----- Entries shown

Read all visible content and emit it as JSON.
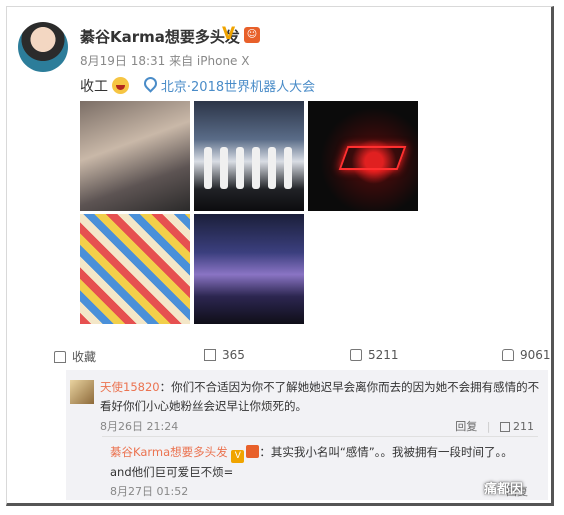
{
  "post": {
    "author": "綦谷Karma想要多头发",
    "verified_badge": "V",
    "meta": "8月19日 18:31 来自 iPhone X",
    "content": "收工",
    "location": "北京·2018世界机器人大会"
  },
  "actions": {
    "favorite": "收藏",
    "repost_count": "365",
    "comment_count": "5211",
    "like_count": "9061"
  },
  "comment": {
    "username": "天使15820",
    "text": "：你们不合适因为你不了解她她迟早会离你而去的因为她不会拥有感情的不看好你们小心她粉丝会迟早让你烦死的。",
    "date": "8月26日 21:24",
    "reply_label": "回复",
    "like_count": "211"
  },
  "reply": {
    "username": "綦谷Karma想要多头发",
    "text": "：其实我小名叫“感情”。。我被拥有一段时间了。。and他们巨可爱巨不烦=",
    "date": "8月27日 01:52",
    "reply_label": "回复"
  },
  "watermark": "痛都因",
  "colors": {
    "link": "#4a8cc8",
    "username": "#eb7350",
    "badge": "#f0a400"
  }
}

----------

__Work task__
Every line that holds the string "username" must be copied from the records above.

__Reply to the task__
    "username": "天使15820",
    "username": "綦谷Karma想要多头发",
    "username": "#eb7350",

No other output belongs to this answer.